No wonder, the foot-bridges have been nicknamed by tourists as "living foot-bridges" which take shape over 12-15 years, and they are the sole effort of the villagers sans any government help.
Mostly found in the southern slope of the state, these foot-bridges, or rather root-bridges, span across rivers as wide as 50 meters and swift streams to allow villagers to negotiate rough waters during monsoon.
What seems to be an easy job is actually a fruit of skill and boundless patience. The roots belong to the "Ficus elastica" tree which grow higher up its trunk in addition to original underground roots.
These roots are then carefully laid across the streams using hollow betelnut trees as a root support system. The thin, tender roots, prevented from straying by the betel nut trunks, grow flat across the rivers. When they reach the other side of the river, they are allowed to take root in the soil thus providing a solid natural base. Over time, they develop into a solid walking platform. .
"But what brings the tourists from far and wide are not just the bridges, but those with double decks and soon-to-be triple decks," R Sohkhlet, a villager, told PTI.
He said that the existing double-decker bridge is going to have a third deck soon as villagers have trained the roots to span across the river.
Noting that it is cheaper to allow a bridge to grow over years than to build them with cement and iron rods in this part of the state, Sohkhlet said villagers have to shell out Rs 900 for a 50 kg packet of cement which would normally cost Rs 300 down in the nearby Sohra market.
The price difference is because of the steep height the carriers of the cement bags have to climb. Sohkhlet said the decision to build the third deck was in fact not to avoid rising water during summer, but mainly for tourist attraction.
Mike, a US citizen, who ended his Indian tour with a visit to the bridges, said, I want to let everyone know of my wonderful experience in Sohra, Meghalaya. This has been a highlight of my Indian trip, .
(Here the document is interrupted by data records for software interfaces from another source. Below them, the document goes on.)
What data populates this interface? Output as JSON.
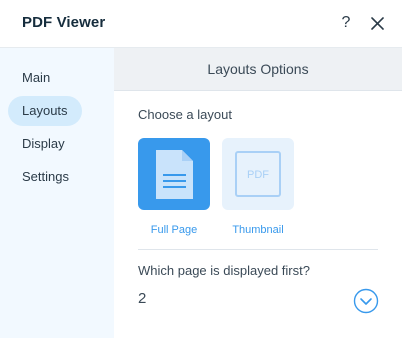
{
  "window": {
    "title": "PDF Viewer",
    "help_label": "?"
  },
  "sidebar": {
    "items": [
      {
        "label": "Main",
        "active": false
      },
      {
        "label": "Layouts",
        "active": true
      },
      {
        "label": "Display",
        "active": false
      },
      {
        "label": "Settings",
        "active": false
      }
    ]
  },
  "main": {
    "section_title": "Layouts Options",
    "choose_label": "Choose a layout",
    "layouts": [
      {
        "label": "Full Page",
        "icon": "document-icon",
        "selected": true
      },
      {
        "label": "Thumbnail",
        "icon": "pdf-thumbnail-icon",
        "selected": false,
        "icon_text": "PDF"
      }
    ],
    "first_page": {
      "label": "Which page is displayed first?",
      "value": "2"
    }
  },
  "colors": {
    "accent": "#3899ec",
    "sidebar_bg": "#f2f9ff",
    "sidebar_active": "#d3ebfc",
    "section_header_bg": "#eef1f4",
    "thumbnail_bg": "#e7f2fc"
  }
}
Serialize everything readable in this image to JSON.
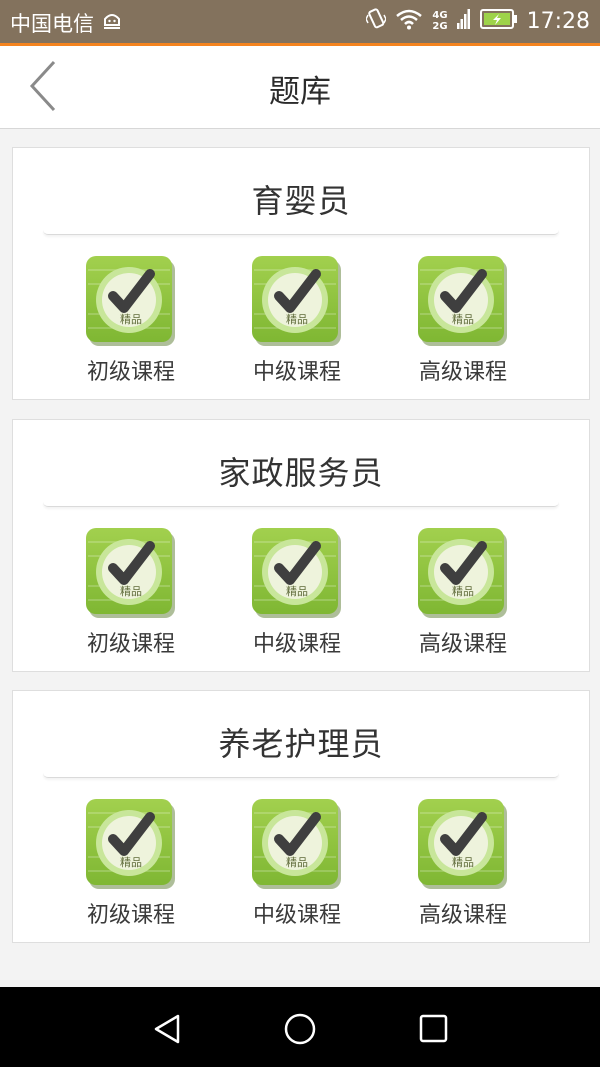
{
  "status_bar": {
    "carrier": "中国电信",
    "network_top": "4G",
    "network_bottom": "2G",
    "time": "17:28"
  },
  "header": {
    "title": "题库",
    "back_icon": "chevron-left-icon"
  },
  "badge_label": "精品",
  "sections": [
    {
      "title": "育婴员",
      "courses": [
        {
          "label": "初级课程"
        },
        {
          "label": "中级课程"
        },
        {
          "label": "高级课程"
        }
      ]
    },
    {
      "title": "家政服务员",
      "courses": [
        {
          "label": "初级课程"
        },
        {
          "label": "中级课程"
        },
        {
          "label": "高级课程"
        }
      ]
    },
    {
      "title": "养老护理员",
      "courses": [
        {
          "label": "初级课程"
        },
        {
          "label": "中级课程"
        },
        {
          "label": "高级课程"
        }
      ]
    }
  ],
  "colors": {
    "status_bar": "#83725d",
    "accent": "#f5841f",
    "icon_green": "#8cc63f",
    "check_dark": "#4a4a4a"
  }
}
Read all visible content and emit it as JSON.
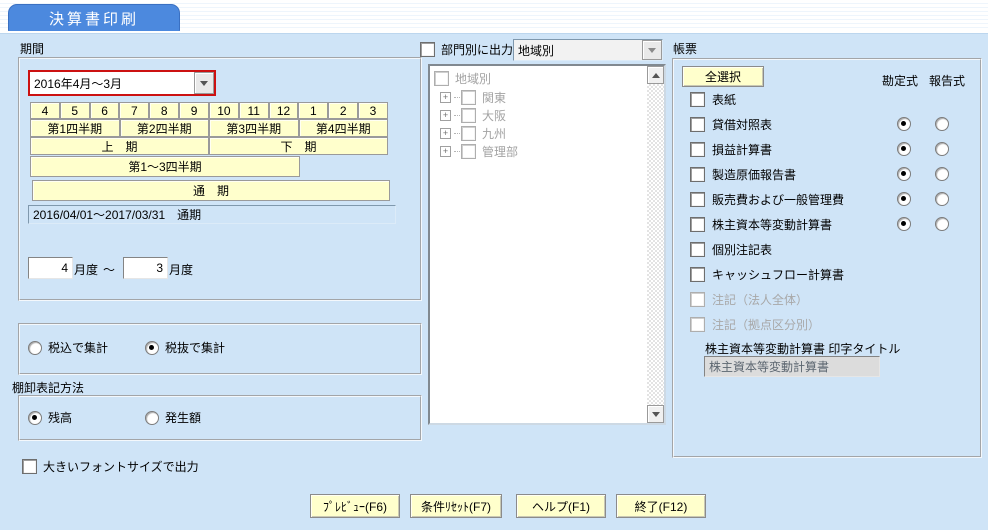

These bridges are also found at Mawlynnong village, often regarded as the "cleanest village in Asia", as also along the southern slope near the Indo-Bangladesh border which are yet to be discovered.